Jul 27, 2008 - 12:56
Mature Readers (16+)
Early on, Too Cool to Be Forgotten, the new graphic novel from Alex Robinson (Box Office Poison), comes across as a Hollywood movie high concept – something like Back to the Future meets “Freaks and Geeks.” This is Alex Robinson, however, and he uses his graphic novels to investigate the human condition in ways only a few other North American cartoonists (Gilbert Hernandez, Jaime Hernandez, Chester Brown, and Daniel Clowes, for example) do.
In Too Cool to Be Forgotten, forty-something father of two, Robert Andrew Wicks has failed at everything he’s tried to quit smoking. He gives hypnosis a try, and something shocking happens. Andy Wicks finds himself transported back to 1985, the epicenter of his formative years as a gangly, braces-wearing teenager. Instead of allowing himself to be doomed to repeat the failures of his past, Andy takes this as a chance to get things right. He’s finally going to ask that girl from math class out on a date, but the new, cool teen Andy still has to face the darkest time of his early life.

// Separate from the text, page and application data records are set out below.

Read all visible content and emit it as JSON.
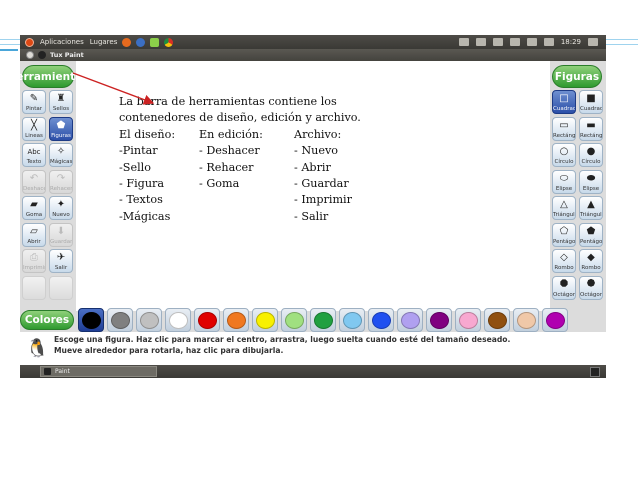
{
  "topbar": {
    "menu_apps": "Aplicaciones",
    "menu_places": "Lugares",
    "clock": "18:29"
  },
  "window": {
    "title": "Tux Paint"
  },
  "headers": {
    "tools": "Herramientas",
    "shapes": "Figuras",
    "colors": "Colores"
  },
  "tools": [
    {
      "label": "Pintar",
      "icon": "brush-icon",
      "glyph": "✎",
      "state": "normal"
    },
    {
      "label": "Sellos",
      "icon": "stamp-icon",
      "glyph": "♜",
      "state": "normal"
    },
    {
      "label": "Lineas",
      "icon": "lines-icon",
      "glyph": "╳",
      "state": "normal"
    },
    {
      "label": "Figuras",
      "icon": "shapes-icon",
      "glyph": "⬟",
      "state": "selected"
    },
    {
      "label": "Texto",
      "icon": "text-icon",
      "glyph": "Abc",
      "state": "normal"
    },
    {
      "label": "Mágicas",
      "icon": "magic-wand-icon",
      "glyph": "✧",
      "state": "normal"
    },
    {
      "label": "Deshacer",
      "icon": "undo-icon",
      "glyph": "↶",
      "state": "disabled"
    },
    {
      "label": "Rehacer",
      "icon": "redo-icon",
      "glyph": "↷",
      "state": "disabled"
    },
    {
      "label": "Goma",
      "icon": "eraser-icon",
      "glyph": "▰",
      "state": "normal"
    },
    {
      "label": "Nuevo",
      "icon": "new-file-icon",
      "glyph": "✦",
      "state": "normal"
    },
    {
      "label": "Abrir",
      "icon": "open-icon",
      "glyph": "▱",
      "state": "normal"
    },
    {
      "label": "Guardar",
      "icon": "save-icon",
      "glyph": "⬇",
      "state": "disabled"
    },
    {
      "label": "Imprimir",
      "icon": "print-icon",
      "glyph": "⎙",
      "state": "disabled"
    },
    {
      "label": "Salir",
      "icon": "exit-icon",
      "glyph": "✈",
      "state": "normal"
    }
  ],
  "shapes": [
    {
      "label": "Cuadrado",
      "icon": "square-outline-icon",
      "glyph": "□",
      "state": "selected"
    },
    {
      "label": "Cuadrado",
      "icon": "square-filled-icon",
      "glyph": "■",
      "state": "normal"
    },
    {
      "label": "Rectángulo",
      "icon": "rectangle-outline-icon",
      "glyph": "▭",
      "state": "normal"
    },
    {
      "label": "Rectángulo",
      "icon": "rectangle-filled-icon",
      "glyph": "▬",
      "state": "normal"
    },
    {
      "label": "Círculo",
      "icon": "circle-outline-icon",
      "glyph": "○",
      "state": "normal"
    },
    {
      "label": "Círculo",
      "icon": "circle-filled-icon",
      "glyph": "●",
      "state": "normal"
    },
    {
      "label": "Elipse",
      "icon": "ellipse-outline-icon",
      "glyph": "⬭",
      "state": "normal"
    },
    {
      "label": "Elipse",
      "icon": "ellipse-filled-icon",
      "glyph": "⬬",
      "state": "normal"
    },
    {
      "label": "Triángulo",
      "icon": "triangle-outline-icon",
      "glyph": "△",
      "state": "normal"
    },
    {
      "label": "Triángulo",
      "icon": "triangle-filled-icon",
      "glyph": "▲",
      "state": "normal"
    },
    {
      "label": "Pentágono",
      "icon": "pentagon-outline-icon",
      "glyph": "⬠",
      "state": "normal"
    },
    {
      "label": "Pentágono",
      "icon": "pentagon-filled-icon",
      "glyph": "⬟",
      "state": "normal"
    },
    {
      "label": "Rombo",
      "icon": "rhombus-outline-icon",
      "glyph": "◇",
      "state": "normal"
    },
    {
      "label": "Rombo",
      "icon": "rhombus-filled-icon",
      "glyph": "◆",
      "state": "normal"
    },
    {
      "label": "Octágono",
      "icon": "octagon-outline-icon",
      "glyph": "⯃",
      "state": "normal"
    },
    {
      "label": "Octágono",
      "icon": "octagon-filled-icon",
      "glyph": "⯄",
      "state": "normal"
    }
  ],
  "note": {
    "line1": "La barra de herramientas contiene los",
    "line2": "contenedores de diseño, edición y archivo.",
    "col1": [
      "El diseño:",
      "-Pintar",
      "-Sello",
      "- Figura",
      "- Textos",
      "-Mágicas"
    ],
    "col2": [
      "En edición:",
      "- Deshacer",
      "- Rehacer",
      "- Goma",
      "",
      ""
    ],
    "col3": [
      "Archivo:",
      "- Nuevo",
      "- Abrir",
      "- Guardar",
      "- Imprimir",
      "- Salir"
    ]
  },
  "palette": [
    "#000000",
    "#808080",
    "#c0c0c0",
    "#ffffff",
    "#e00000",
    "#f07820",
    "#f8f000",
    "#a0e080",
    "#20a040",
    "#80c8f0",
    "#2050f0",
    "#b0a0f0",
    "#800080",
    "#f8a8d0",
    "#905010",
    "#f0c8a8",
    "#b000b0"
  ],
  "info": {
    "line1": "Escoge una figura. Haz clic para marcar el centro, arrastra, luego suelta cuando esté del tamaño deseado.",
    "line2": "Mueve alrededor para rotarla, haz clic para dibujarla."
  },
  "taskbar": {
    "task_label": "Paint"
  },
  "colors": {
    "arrow": "#cc2222",
    "header_green": "#2f9a2f",
    "selected_blue": "#2b4fa8"
  }
}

Alex Robinson seems to enjoy creating complex characters. With each one, he seems delighted to take his readers on these journeys in which he crawls into each individual player and looks for the secrets and lies, learns what makes a character tick, and anticipates a character’s actions and reactions to particular situations. It’s as if Robinson were as much in the dark as we readers are, although he’s the storyteller. Sometimes, this attention to detail gets bogged down in too much detail (his graphic novel, Tricked).
That’s not a problem with Too Cool to Be Forgotten. Here, Robinson is investigating the interiors of one character – Andy Wicks. Without giving away this novel’s surprise, Too Cool to Be Forgotten makes the argument that a life in which one does not stop and consider the past is a life nagged by regrets and missteps. Perhaps, life is built upon people’s reaction and decisions to many pivotal moments, not just one life-changing event. Life isn’t just about the choices one makes because no one lives in a vacuum. Too Cool to Be Forgotten is just that kind of skillful examination of a life, one that mesmerizes with its insistence that every life is a treasure chest of the deliciously bittersweet.
Or to put it simply: this is Alex Robinson. He’s done good again. Too Cool to Be Forgotten cheerfully delves into the boredom and drudgery of high school, and takes the glamour out of the fun side – smoking, drinking, partying, and dating. In a popular culture obsessing over comics-related media like Batman, Iron Man, and Watchmen, it would be nice to see more readers discovering something like Too Cool to Be Forgotten.